→ **AIM OF THE TASK**:
Report every line of the material that contains the string "glyph".

→ **INPUT DATA**:
----------------

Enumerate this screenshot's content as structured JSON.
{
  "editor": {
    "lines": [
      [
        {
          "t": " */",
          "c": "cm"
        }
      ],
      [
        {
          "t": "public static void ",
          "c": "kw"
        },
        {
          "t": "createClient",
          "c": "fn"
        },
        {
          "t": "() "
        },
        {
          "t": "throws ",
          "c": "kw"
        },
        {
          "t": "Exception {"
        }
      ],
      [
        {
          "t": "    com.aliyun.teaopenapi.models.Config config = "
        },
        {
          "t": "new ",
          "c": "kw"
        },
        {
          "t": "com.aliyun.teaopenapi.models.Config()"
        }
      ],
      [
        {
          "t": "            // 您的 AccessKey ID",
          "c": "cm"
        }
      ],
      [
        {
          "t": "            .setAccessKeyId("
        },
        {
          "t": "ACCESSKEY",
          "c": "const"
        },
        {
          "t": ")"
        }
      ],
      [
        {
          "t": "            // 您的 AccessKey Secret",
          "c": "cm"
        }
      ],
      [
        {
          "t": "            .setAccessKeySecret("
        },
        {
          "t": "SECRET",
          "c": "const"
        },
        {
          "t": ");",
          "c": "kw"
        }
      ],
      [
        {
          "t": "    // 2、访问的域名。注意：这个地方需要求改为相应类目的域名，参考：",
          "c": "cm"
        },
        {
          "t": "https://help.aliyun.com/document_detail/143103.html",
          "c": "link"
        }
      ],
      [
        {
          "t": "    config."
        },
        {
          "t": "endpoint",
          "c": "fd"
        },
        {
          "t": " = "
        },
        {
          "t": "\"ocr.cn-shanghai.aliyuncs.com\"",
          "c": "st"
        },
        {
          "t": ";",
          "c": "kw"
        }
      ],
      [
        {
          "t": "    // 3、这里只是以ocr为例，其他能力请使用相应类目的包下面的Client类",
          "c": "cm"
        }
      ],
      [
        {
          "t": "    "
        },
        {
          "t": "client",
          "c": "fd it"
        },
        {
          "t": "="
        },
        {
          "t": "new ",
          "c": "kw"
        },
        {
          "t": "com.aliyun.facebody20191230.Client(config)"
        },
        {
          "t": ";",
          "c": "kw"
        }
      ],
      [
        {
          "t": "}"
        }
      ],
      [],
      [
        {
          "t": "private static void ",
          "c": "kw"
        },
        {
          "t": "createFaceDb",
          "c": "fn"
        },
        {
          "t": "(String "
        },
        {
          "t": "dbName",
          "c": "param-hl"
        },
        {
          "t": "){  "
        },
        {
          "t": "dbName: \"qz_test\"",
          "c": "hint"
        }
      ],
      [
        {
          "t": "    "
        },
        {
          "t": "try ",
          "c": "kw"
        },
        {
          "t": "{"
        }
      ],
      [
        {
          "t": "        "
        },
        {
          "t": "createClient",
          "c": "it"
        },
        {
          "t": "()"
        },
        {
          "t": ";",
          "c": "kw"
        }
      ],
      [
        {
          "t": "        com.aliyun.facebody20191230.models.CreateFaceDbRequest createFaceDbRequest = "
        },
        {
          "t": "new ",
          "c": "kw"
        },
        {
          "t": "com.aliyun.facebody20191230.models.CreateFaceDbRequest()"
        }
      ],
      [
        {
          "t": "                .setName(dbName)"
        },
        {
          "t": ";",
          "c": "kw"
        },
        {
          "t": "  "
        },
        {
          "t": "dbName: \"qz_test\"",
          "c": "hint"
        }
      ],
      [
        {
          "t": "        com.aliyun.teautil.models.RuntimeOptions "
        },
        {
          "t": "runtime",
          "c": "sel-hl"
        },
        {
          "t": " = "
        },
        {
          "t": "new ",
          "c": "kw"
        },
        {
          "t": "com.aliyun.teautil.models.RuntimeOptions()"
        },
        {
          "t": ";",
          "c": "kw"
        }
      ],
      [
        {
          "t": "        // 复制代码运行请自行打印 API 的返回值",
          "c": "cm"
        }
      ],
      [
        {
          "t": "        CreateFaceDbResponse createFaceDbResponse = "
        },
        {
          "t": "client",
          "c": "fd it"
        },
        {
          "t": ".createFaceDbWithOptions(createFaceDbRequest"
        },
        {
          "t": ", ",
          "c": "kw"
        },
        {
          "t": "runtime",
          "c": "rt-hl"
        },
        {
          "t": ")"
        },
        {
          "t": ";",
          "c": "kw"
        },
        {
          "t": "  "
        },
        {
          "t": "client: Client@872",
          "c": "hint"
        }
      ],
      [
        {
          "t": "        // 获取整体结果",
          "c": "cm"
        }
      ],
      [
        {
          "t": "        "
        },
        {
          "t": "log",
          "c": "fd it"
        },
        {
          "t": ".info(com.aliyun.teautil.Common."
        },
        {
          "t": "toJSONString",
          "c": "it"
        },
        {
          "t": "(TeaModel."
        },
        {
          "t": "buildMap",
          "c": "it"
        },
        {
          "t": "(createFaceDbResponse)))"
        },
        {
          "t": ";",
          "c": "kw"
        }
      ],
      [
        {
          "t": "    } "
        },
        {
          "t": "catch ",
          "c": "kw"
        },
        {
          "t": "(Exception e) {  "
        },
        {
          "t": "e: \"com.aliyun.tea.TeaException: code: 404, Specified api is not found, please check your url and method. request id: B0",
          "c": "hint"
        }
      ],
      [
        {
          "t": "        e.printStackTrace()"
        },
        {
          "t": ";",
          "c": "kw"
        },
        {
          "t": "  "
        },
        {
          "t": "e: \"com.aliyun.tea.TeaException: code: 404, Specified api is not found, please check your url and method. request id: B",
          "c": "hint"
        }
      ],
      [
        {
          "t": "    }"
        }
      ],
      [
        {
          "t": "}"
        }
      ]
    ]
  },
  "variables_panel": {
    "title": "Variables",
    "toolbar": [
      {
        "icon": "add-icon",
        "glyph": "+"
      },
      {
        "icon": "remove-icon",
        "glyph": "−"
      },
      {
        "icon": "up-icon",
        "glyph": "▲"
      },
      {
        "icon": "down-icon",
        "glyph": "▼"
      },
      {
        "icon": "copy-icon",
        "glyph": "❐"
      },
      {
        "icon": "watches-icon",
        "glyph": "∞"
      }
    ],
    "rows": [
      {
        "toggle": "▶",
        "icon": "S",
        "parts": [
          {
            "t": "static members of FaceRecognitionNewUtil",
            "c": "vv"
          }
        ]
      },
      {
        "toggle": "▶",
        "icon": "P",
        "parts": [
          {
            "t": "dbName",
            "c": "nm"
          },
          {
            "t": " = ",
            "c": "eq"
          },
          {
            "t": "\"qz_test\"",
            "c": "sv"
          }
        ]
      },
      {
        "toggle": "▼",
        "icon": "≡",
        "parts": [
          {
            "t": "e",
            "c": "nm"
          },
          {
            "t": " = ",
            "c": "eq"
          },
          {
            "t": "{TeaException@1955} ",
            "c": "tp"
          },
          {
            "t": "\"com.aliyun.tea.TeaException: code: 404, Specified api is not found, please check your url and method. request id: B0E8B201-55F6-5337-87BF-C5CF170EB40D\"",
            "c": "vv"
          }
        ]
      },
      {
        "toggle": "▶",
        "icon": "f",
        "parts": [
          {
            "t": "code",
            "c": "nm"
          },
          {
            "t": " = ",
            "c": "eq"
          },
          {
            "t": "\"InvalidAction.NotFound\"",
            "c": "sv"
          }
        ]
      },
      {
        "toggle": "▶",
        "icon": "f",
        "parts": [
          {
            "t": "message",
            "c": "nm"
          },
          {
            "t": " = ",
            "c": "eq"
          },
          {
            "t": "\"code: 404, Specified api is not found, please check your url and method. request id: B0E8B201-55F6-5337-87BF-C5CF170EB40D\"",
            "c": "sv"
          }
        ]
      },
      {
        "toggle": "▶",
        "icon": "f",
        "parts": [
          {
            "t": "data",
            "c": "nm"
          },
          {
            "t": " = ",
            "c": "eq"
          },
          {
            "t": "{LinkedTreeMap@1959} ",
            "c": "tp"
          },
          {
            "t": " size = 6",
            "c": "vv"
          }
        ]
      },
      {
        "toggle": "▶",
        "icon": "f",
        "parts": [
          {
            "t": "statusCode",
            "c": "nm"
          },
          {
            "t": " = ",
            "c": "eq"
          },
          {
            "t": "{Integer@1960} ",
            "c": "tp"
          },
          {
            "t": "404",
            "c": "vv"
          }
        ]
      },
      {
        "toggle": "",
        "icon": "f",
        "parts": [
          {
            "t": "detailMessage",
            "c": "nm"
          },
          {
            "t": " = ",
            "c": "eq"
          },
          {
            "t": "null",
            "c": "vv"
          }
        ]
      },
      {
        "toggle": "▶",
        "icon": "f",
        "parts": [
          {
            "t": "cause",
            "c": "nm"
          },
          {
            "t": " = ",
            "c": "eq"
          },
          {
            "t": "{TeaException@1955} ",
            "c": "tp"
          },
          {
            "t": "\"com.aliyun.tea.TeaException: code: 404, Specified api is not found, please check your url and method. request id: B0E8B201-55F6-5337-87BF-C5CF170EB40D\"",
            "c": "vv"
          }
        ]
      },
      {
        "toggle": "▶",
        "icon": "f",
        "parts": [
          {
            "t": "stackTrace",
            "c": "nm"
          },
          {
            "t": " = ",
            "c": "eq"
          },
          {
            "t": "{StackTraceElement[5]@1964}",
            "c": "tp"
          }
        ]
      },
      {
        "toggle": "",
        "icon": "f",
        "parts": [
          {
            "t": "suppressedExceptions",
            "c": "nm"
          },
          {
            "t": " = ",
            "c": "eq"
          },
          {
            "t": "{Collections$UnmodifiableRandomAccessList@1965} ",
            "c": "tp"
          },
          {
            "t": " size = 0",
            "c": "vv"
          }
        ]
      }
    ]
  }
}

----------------

→ **ANSWER BOX**:
        "glyph": "+"
        "glyph": "−"
        "glyph": "▲"
        "glyph": "▼"
        "glyph": "❐"
        "glyph": "∞"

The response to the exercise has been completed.